Repeat the listing below in full, exactly.

______

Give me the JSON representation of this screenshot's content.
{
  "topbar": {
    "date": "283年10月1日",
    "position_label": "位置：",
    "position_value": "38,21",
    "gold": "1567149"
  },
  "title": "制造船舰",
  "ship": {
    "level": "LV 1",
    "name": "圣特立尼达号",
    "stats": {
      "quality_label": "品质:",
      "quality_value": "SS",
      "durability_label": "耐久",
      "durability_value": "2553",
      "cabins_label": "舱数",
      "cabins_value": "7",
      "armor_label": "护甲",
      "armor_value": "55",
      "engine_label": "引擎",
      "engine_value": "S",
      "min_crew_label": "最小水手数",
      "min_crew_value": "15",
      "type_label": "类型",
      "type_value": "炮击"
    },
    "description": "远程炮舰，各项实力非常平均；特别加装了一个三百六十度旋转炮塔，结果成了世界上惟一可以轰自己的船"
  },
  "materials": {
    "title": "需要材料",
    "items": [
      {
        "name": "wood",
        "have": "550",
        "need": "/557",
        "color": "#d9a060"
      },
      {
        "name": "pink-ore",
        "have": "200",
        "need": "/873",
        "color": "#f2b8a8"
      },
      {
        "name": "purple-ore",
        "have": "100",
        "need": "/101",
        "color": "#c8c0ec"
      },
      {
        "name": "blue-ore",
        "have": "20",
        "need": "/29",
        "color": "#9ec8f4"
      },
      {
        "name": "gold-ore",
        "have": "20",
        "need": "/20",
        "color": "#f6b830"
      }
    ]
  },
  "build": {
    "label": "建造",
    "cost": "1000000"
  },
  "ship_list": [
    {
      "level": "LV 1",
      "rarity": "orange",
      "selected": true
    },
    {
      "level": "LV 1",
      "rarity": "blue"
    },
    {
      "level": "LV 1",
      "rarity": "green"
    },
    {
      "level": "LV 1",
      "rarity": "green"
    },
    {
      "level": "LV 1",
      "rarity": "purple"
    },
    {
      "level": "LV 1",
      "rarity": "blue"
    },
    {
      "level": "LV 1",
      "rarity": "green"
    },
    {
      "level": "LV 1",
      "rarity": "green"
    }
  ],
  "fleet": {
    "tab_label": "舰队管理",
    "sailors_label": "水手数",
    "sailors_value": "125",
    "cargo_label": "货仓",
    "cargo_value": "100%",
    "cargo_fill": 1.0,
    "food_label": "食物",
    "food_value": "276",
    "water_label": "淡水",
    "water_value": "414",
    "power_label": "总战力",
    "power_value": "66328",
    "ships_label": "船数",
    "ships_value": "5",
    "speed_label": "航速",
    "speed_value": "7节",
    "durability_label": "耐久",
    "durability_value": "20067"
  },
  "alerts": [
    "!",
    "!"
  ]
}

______

_TASK RESULT_
Give me the JSON representation of this screenshot's content.
{
  "topbar": {
    "date": "283年10月1日",
    "position_label": "位置：",
    "position_value": "38,21",
    "gold": "1567149"
  },
  "title": "制造船舰",
  "ship": {
    "level": "LV 1",
    "name": "圣特立尼达号",
    "stats": {
      "quality_label": "品质:",
      "quality_value": "SS",
      "durability_label": "耐久",
      "durability_value": "2553",
      "cabins_label": "舱数",
      "cabins_value": "7",
      "armor_label": "护甲",
      "armor_value": "55",
      "engine_label": "引擎",
      "engine_value": "S",
      "min_crew_label": "最小水手数",
      "min_crew_value": "15",
      "type_label": "类型",
      "type_value": "炮击"
    },
    "description": "远程炮舰，各项实力非常平均；特别加装了一个三百六十度旋转炮塔，结果成了世界上惟一可以轰自己的船"
  },
  "materials": {
    "title": "需要材料",
    "items": [
      {
        "name": "wood",
        "have": "550",
        "need": "/557",
        "color": "#d9a060"
      },
      {
        "name": "pink-ore",
        "have": "200",
        "need": "/873",
        "color": "#f2b8a8"
      },
      {
        "name": "purple-ore",
        "have": "100",
        "need": "/101",
        "color": "#c8c0ec"
      },
      {
        "name": "blue-ore",
        "have": "20",
        "need": "/29",
        "color": "#9ec8f4"
      },
      {
        "name": "gold-ore",
        "have": "20",
        "need": "/20",
        "color": "#f6b830"
      }
    ]
  },
  "build": {
    "label": "建造",
    "cost": "1000000"
  },
  "ship_list": [
    {
      "level": "LV 1",
      "rarity": "orange",
      "selected": true
    },
    {
      "level": "LV 1",
      "rarity": "blue"
    },
    {
      "level": "LV 1",
      "rarity": "green"
    },
    {
      "level": "LV 1",
      "rarity": "green"
    },
    {
      "level": "LV 1",
      "rarity": "purple"
    },
    {
      "level": "LV 1",
      "rarity": "blue"
    },
    {
      "level": "LV 1",
      "rarity": "green"
    },
    {
      "level": "LV 1",
      "rarity": "green"
    }
  ],
  "fleet": {
    "tab_label": "舰队管理",
    "sailors_label": "水手数",
    "sailors_value": "125",
    "cargo_label": "货仓",
    "cargo_value": "100%",
    "cargo_fill": 1.0,
    "food_label": "食物",
    "food_value": "276",
    "water_label": "淡水",
    "water_value": "414",
    "power_label": "总战力",
    "power_value": "66328",
    "ships_label": "船数",
    "ships_value": "5",
    "speed_label": "航速",
    "speed_value": "7节",
    "durability_label": "耐久",
    "durability_value": "20067"
  },
  "alerts": [
    "!",
    "!"
  ]
}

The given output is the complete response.